She was beginning to feel hopeful. Perhaps they weren’t going to lose this battle after all. One by one she fought off the Hodarian warriors, and the sight of Greyson holding his own as well on the other side of the ship cheered her immensely.
But then she heard a shout.
She didn’t wait to hear the rest. She turned and sprinted across the deck to the foolish prince, catching a passing sword in her side: a shallow cut, nothing more. She spun as she ran, thanking the man for his trouble with two gashes of her own; she didn’t stay to watch him bleed to death as she continued on to the prince.
“Roran: to me!” she bellowed.
He was a fool, but he didn’t need to be told twice. He ran to her, brandishing his own sword. “But I’m an ambassador!” he shouted. “They can’t attack me!”
Ayalah looked around. These men didn’t appear to care in the least who or what they were attacking; they were frenzied, hurling their guttural shouts at her and at the prince, sneering their disdain. “Your Highness, they can and will attack you. Why didn’t you stay down below?”
But it was pointless to try to reason with him now. The stairway was blocked off; she must defend him up here, in the flickering light from the torches.
“I’m an excellent swordsman, Commander!” Roran shouted breathlessly. “Have no fear—I can hold my own.” He shouted something to their attackers—she’d forgotten that he could speak Hodarian—but they ignored him, swinging their weapons at him all the more forcefully.

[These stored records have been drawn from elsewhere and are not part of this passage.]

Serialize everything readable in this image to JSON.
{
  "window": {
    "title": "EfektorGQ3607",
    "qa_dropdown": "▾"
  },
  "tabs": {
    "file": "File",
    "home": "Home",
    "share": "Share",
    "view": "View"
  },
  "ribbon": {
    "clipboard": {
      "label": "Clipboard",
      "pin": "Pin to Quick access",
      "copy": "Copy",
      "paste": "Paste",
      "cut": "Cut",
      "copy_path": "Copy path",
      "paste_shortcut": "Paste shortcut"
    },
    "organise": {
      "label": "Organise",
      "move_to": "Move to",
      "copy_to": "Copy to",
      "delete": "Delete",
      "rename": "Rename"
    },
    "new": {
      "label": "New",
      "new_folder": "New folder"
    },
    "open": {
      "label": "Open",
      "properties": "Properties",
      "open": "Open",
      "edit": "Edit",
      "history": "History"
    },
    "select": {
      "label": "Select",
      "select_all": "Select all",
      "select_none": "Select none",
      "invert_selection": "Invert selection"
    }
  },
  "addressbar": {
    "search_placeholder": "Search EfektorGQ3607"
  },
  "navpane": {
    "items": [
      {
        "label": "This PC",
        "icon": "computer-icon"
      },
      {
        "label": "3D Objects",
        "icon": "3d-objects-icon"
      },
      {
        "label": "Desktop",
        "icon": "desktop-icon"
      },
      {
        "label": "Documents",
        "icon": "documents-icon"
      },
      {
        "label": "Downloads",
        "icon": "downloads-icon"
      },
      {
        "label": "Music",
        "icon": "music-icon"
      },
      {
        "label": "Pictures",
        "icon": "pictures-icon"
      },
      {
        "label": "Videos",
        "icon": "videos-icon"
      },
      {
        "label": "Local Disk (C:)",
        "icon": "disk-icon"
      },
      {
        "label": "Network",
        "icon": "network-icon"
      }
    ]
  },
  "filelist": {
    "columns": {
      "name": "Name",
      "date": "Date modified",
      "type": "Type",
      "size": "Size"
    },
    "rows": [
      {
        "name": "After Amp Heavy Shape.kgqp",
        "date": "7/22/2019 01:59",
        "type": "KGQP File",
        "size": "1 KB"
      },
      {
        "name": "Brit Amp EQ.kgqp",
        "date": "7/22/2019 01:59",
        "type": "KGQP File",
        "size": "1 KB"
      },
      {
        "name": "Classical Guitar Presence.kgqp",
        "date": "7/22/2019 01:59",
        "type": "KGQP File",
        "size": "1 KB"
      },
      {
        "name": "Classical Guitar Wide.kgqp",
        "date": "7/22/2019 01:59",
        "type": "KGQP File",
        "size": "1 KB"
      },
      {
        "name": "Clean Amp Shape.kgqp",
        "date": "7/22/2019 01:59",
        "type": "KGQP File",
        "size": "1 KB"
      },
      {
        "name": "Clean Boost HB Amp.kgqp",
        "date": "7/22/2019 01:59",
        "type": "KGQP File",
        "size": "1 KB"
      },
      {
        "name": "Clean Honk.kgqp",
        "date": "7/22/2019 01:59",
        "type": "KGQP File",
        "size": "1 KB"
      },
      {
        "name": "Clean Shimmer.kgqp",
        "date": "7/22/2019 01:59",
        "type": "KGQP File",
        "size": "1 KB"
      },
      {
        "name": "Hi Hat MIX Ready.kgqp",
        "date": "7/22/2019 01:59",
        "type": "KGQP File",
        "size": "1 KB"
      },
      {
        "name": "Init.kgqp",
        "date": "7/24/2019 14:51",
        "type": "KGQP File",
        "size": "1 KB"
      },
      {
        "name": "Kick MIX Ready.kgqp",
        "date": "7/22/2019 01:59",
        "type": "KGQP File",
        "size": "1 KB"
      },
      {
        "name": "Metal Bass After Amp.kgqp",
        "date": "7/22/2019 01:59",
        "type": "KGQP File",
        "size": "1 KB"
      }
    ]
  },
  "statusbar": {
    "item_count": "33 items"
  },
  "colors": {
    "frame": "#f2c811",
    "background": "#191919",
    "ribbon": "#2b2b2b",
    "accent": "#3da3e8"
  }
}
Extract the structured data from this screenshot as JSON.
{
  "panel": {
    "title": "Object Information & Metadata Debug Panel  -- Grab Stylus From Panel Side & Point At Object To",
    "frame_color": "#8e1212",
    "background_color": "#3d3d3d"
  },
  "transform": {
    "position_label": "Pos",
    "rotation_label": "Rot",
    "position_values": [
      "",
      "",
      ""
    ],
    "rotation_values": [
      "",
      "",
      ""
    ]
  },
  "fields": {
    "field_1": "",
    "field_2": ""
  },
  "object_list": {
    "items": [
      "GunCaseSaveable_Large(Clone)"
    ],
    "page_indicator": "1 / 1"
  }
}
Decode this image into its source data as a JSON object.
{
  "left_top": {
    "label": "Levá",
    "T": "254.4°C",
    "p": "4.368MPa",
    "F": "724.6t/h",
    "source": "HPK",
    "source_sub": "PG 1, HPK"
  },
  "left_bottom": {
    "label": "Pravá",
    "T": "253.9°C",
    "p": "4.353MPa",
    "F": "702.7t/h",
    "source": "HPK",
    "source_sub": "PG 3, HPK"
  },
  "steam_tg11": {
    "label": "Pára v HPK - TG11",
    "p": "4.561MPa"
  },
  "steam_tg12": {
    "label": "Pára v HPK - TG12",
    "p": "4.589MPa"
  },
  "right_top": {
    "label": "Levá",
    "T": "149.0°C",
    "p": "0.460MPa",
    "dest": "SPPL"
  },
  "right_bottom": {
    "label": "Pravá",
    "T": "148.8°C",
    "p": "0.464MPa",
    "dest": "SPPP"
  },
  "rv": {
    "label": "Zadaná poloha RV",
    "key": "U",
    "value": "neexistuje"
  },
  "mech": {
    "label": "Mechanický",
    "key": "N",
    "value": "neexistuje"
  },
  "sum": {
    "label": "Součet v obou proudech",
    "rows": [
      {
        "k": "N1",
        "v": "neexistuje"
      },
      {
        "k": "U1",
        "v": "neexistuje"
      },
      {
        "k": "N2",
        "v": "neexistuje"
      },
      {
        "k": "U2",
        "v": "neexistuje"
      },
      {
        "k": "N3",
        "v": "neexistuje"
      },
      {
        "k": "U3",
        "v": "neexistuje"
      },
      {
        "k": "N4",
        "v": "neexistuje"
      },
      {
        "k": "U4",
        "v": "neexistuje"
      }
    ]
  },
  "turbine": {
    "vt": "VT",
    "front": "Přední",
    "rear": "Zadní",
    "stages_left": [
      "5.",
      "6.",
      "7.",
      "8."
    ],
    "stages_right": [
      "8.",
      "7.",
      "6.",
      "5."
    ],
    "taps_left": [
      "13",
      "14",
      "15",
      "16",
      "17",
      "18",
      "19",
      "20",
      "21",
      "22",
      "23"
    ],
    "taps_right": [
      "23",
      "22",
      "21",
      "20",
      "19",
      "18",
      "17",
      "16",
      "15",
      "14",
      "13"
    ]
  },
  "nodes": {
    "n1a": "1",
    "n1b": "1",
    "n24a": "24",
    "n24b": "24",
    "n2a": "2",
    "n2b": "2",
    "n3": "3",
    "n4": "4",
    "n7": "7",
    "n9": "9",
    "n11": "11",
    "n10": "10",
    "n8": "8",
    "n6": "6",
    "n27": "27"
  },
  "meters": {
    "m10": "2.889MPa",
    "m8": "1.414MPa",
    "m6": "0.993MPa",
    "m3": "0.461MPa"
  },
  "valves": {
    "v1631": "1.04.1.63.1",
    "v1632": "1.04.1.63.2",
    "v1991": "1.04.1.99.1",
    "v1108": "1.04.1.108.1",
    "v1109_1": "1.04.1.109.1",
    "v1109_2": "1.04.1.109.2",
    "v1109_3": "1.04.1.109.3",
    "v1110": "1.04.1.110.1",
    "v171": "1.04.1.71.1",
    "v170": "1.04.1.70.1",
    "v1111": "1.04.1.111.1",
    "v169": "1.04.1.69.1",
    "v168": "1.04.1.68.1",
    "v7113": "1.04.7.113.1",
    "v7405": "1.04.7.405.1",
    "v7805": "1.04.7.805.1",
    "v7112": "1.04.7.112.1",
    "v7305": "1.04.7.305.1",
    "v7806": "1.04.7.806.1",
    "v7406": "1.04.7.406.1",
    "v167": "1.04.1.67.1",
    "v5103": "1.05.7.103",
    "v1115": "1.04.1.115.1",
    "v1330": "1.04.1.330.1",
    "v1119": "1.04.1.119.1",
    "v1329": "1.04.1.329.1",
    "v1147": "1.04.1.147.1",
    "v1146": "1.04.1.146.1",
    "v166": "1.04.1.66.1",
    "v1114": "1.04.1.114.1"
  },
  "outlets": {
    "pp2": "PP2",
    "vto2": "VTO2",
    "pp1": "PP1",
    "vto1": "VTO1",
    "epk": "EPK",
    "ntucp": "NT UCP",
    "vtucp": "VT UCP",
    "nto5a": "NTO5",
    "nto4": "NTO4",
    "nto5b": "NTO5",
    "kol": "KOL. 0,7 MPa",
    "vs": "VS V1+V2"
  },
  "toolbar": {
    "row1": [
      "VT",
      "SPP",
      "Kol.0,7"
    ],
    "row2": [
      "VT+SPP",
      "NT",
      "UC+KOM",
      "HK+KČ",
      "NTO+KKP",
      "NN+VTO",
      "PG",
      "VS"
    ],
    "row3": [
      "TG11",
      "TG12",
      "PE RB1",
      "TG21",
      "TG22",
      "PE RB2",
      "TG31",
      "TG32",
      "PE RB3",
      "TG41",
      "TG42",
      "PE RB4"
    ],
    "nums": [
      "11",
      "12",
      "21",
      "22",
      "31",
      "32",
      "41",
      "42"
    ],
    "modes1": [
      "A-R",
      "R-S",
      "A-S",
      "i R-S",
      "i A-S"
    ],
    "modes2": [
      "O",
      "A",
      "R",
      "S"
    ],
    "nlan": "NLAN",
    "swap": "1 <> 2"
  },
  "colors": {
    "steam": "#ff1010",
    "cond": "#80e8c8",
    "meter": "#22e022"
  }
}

They fought back to back, Ayalah noticing only peripherally that Roran was indeed good with a sword. She inched them toward the foremast of the ship, hoping to gain a solid barrier behind herself. Ideally, she would get Roran into a corner so she could defend him more easily, but that seemed unlikely with all the Hodarians swarming around. Fighting to defend someone was much more difficult than simply fighting: she had to watch for attackers coming at her and at Roran, she could no longer twist and whirl, limiting her movement and agility, and her attention was split between fighting and worrying that Roran might let a chance blade in and find himself skewered despite her best efforts.
Roran’s clothing clearly identified him as some kind of nobility. The prince had taken the time to get fully dressed, and he wore a plate armor vest with leather trousers and fur-trimmed boots. His clothing was telling, but at least it was practical—she felt at least a small degree of comfort in knowing that he wouldn’t get speared quite as easily, despite being a much more gaudy, noticeable target.
She gritted her teeth, shook her head to clear the snow from it, and focused her thoughts on her swords. She wasn’t a warrior holding and wielding weapons; she was the swords, spinning and slicing and glistening with the blood of her enemies. The cold stung her cheeks as she parried a blow with her left-hand sword and lunged with her right. Forward, back, parry, slice, turn, block, swing, lunge, dodge, stab, twist. The bodies kept coming, and she kept cutting them down.
The coating of snow on the deck was much thicker now. Her steps began to crunch in the snow.
A soft thunk and a gurgle behind her made her turn. Roran stood there, sword in hand, his eyes wide in disbelief at the arrow that was lodged in his neck. He stumbled and then slumped, slowly, to the ground.